SEMICON West includes many business and technology workshops and forums for attendees.  On Wednesday morning July 15, attendees packed the TechXPOT in the South Hall of Moscone Center to hear updates on the status of flexible hybrid electronics manufacturing.

M-H. Huang of Corning showed the surprising properties of “Corning Willow Glass: Substrates for flexible electronic devices.” Willow Glass is created in a fusion-forming process similar to that used to create Gorilla Glass, though with thickness <=200 microns to allow for flexibility. “A key advantage is hermeticity compared to plastic substrates,” reminded Huang. Thin bare glass without any edge or surface coatings can be repeatably bent and twisted without cracking. The minimum bending radius for roll-to-roll (R2R) processing is limited by coating layer delamination:  12.5mm for bare glass, 25mm for AZO-coated glass, and 50mm radius for CZTS cells on glass all passing 500 bending cycles at 60 cycles per minute. Working with the State University of New York at Binghamton Center for Advanced Microelectronic Manufacturing (CAMM), Corning has demonstrated R2R sputtering of Al, Cr/Cu, ITO, SiO2, and IGZO films. Collaborating with ITRI in Taiwan using tools designed specifically for processing flexible glass, Corning demonstrated R2R gravure-offset printing of metal mesh structures silver ink that can be used for 7” touch-panels. Working with both CAMM and ITRI has led to R&D fabrication of a touch sensor with 90% device yield.

Thomas Lantzer, of DuPont Electronic Materials, discussed the “Materials Supplier Perspective on Flexible Hybrid Electronics.” Since the overarching goal of flexible electronics is not just mass and volume reduction but a huge reduction in manufacturing cost, it is axiomatic that fabrication must evolving toward the use of traditional printing methods and flexible substrates.

“There are many printing techniques,” explained Lantzer, “So there are building blocks out there today that we feel will lead to an explosion of fabrication capabilities in the future.” DuPont has been actively involve in flexible materials and electronics for decades, supplying screen printed conductive pastes, resistor pastes for automotive defoggers, flexible films, and flexible materials for copper circuitry.

Mark Poliks, Professor at the State University of New York at Binghamton and Director of the Center for Advanced Microelectronic Manufacturing (CAMM), provided a comprehensive overview of “Materials, Processes & Tools for Fabrication of Flexible Hybrid Electronics.” Working with partners in the Nano-Bio Manufacturing Consortium since 2013, CAMM researchers are developing a wearable disposable sensor system with a target price of $2 to measure human performance parameters.

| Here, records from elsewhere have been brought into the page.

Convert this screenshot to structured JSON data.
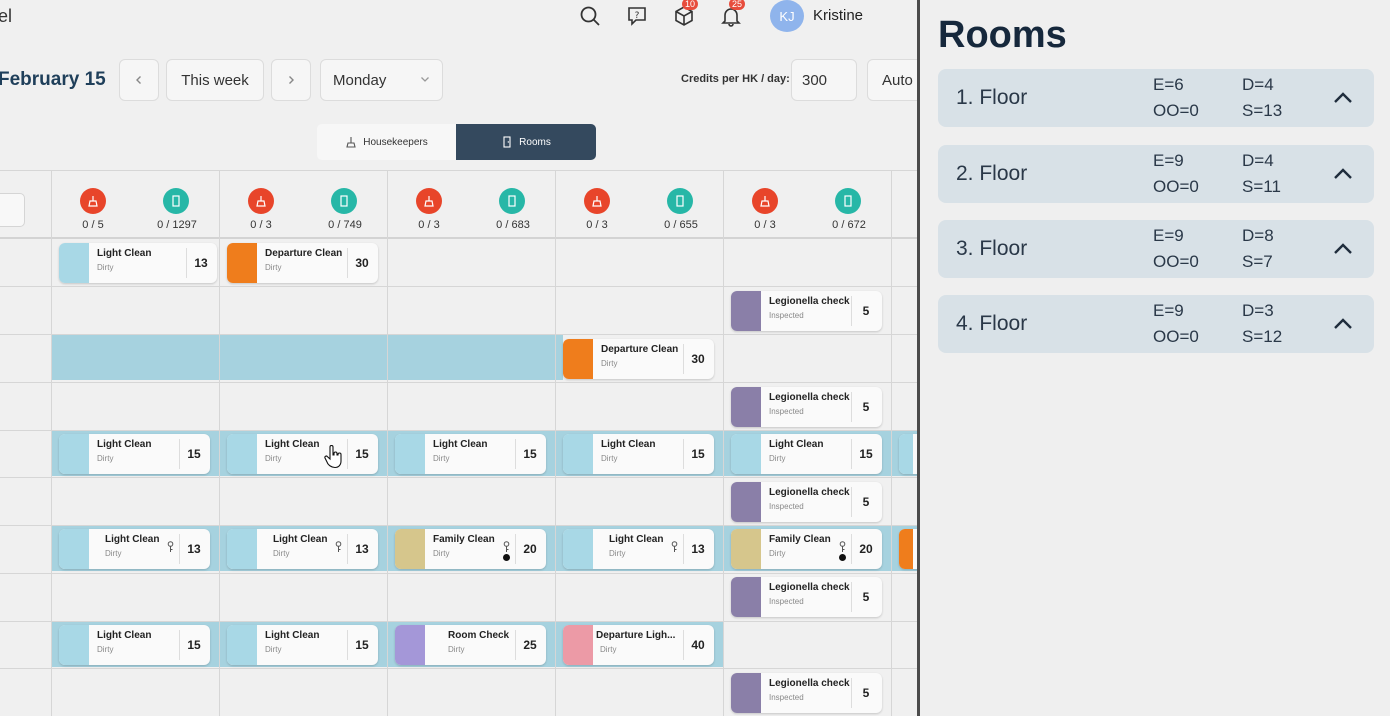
{
  "header": {
    "app_title_fragment": "el",
    "user_initials": "KJ",
    "user_name": "Kristine",
    "badge_packages": "10",
    "badge_notifications": "25"
  },
  "toolbar": {
    "date_label": "February 15",
    "this_week_label": "This week",
    "day_select_value": "Monday",
    "credits_label": "Credits per HK / day:",
    "credits_value": "300",
    "auto_label": "Auto"
  },
  "view_toggle": {
    "housekeepers_label": "Housekeepers",
    "rooms_label": "Rooms",
    "active": "Rooms"
  },
  "days": [
    {
      "red_count": "0 / 5",
      "teal_count": "0 / 1297"
    },
    {
      "red_count": "0 / 3",
      "teal_count": "0 / 749"
    },
    {
      "red_count": "0 / 3",
      "teal_count": "0 / 683"
    },
    {
      "red_count": "0 / 3",
      "teal_count": "0 / 655"
    },
    {
      "red_count": "0 / 3",
      "teal_count": "0 / 672"
    }
  ],
  "tasks": [
    {
      "title": "Light Clean",
      "status": "Dirty",
      "credits": "13",
      "color": "#a8d8e6"
    },
    {
      "title": "Departure Clean",
      "status": "Dirty",
      "credits": "30",
      "color": "#ef7d1c"
    },
    {
      "title": "Legionella check",
      "status": "Inspected",
      "credits": "5",
      "color": "#8a7fa8"
    },
    {
      "title": "Departure Clean",
      "status": "Dirty",
      "credits": "30",
      "color": "#ef7d1c"
    },
    {
      "title": "Legionella check",
      "status": "Inspected",
      "credits": "5",
      "color": "#8a7fa8"
    },
    {
      "title": "Light Clean",
      "status": "Dirty",
      "credits": "15",
      "color": "#a8d8e6"
    },
    {
      "title": "Light Clean",
      "status": "Dirty",
      "credits": "15",
      "color": "#a8d8e6"
    },
    {
      "title": "Light Clean",
      "status": "Dirty",
      "credits": "15",
      "color": "#a8d8e6"
    },
    {
      "title": "Light Clean",
      "status": "Dirty",
      "credits": "15",
      "color": "#a8d8e6"
    },
    {
      "title": "Light Clean",
      "status": "Dirty",
      "credits": "15",
      "color": "#a8d8e6"
    },
    {
      "title": "Legionella check",
      "status": "Inspected",
      "credits": "5",
      "color": "#8a7fa8"
    },
    {
      "title": "Light Clean",
      "status": "Dirty",
      "credits": "13",
      "color": "#a8d8e6"
    },
    {
      "title": "Light Clean",
      "status": "Dirty",
      "credits": "13",
      "color": "#a8d8e6"
    },
    {
      "title": "Family Clean",
      "status": "Dirty",
      "credits": "20",
      "color": "#d6c68c"
    },
    {
      "title": "Light Clean",
      "status": "Dirty",
      "credits": "13",
      "color": "#a8d8e6"
    },
    {
      "title": "Family Clean",
      "status": "Dirty",
      "credits": "20",
      "color": "#d6c68c"
    },
    {
      "title": "Legionella check",
      "status": "Inspected",
      "credits": "5",
      "color": "#8a7fa8"
    },
    {
      "title": "Light Clean",
      "status": "Dirty",
      "credits": "15",
      "color": "#a8d8e6"
    },
    {
      "title": "Light Clean",
      "status": "Dirty",
      "credits": "15",
      "color": "#a8d8e6"
    },
    {
      "title": "Room Check",
      "status": "Dirty",
      "credits": "25",
      "color": "#a497d8"
    },
    {
      "title": "Departure Ligh...",
      "status": "Dirty",
      "credits": "40",
      "color": "#ec9aa6"
    },
    {
      "title": "Legionella check",
      "status": "Inspected",
      "credits": "5",
      "color": "#8a7fa8"
    }
  ],
  "rooms_panel": {
    "title": "Rooms",
    "floors": [
      {
        "name": "1. Floor",
        "e": "E=6",
        "d": "D=4",
        "oo": "OO=0",
        "s": "S=13"
      },
      {
        "name": "2. Floor",
        "e": "E=9",
        "d": "D=4",
        "oo": "OO=0",
        "s": "S=11"
      },
      {
        "name": "3. Floor",
        "e": "E=9",
        "d": "D=8",
        "oo": "OO=0",
        "s": "S=7"
      },
      {
        "name": "4. Floor",
        "e": "E=9",
        "d": "D=3",
        "oo": "OO=0",
        "s": "S=12"
      }
    ]
  },
  "colors": {
    "accent_dark": "#34495e",
    "danger": "#e8452a",
    "teal": "#27b7a7",
    "row_band": "#a6d2df"
  },
  "icons": [
    "search-icon",
    "help-icon",
    "package-icon",
    "bell-icon",
    "chevron-left-icon",
    "chevron-right-icon",
    "chevron-down-icon",
    "broom-icon",
    "door-icon",
    "key-icon",
    "chevron-up-icon",
    "pointer-cursor-icon"
  ]
}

The device including sensors, processor, battery, and wireless communications blocks will be built with copper (Cu) connections on flexible substrates such as polyimide. Initial functionalities will include biometric parameters such as electro-cardio-gram (ECG) signals and skin temperature. First prototypes of ECG sensors on 12.5 micron thin polyimide have been completed, which demonstrate output wave forms with equal or better signal extraction compared to industry standard silver/silver-chloride (Ag/AgCl) electrodes. This new printed sensor and breadboard electronics can be flexed over 200 times and retain the same signal quality and heart-beat extraction. The flexible substrate can accommodate assembly processes for flip-chip (FC) ASIC dice having micro-bumps on a 70 micron pitch, using die-placement accuracy of 9 microns (3 sigma). For flexible hybrid applications, dual-sided placement of components along with printed circuitry reduces the real estate of the final packaged device.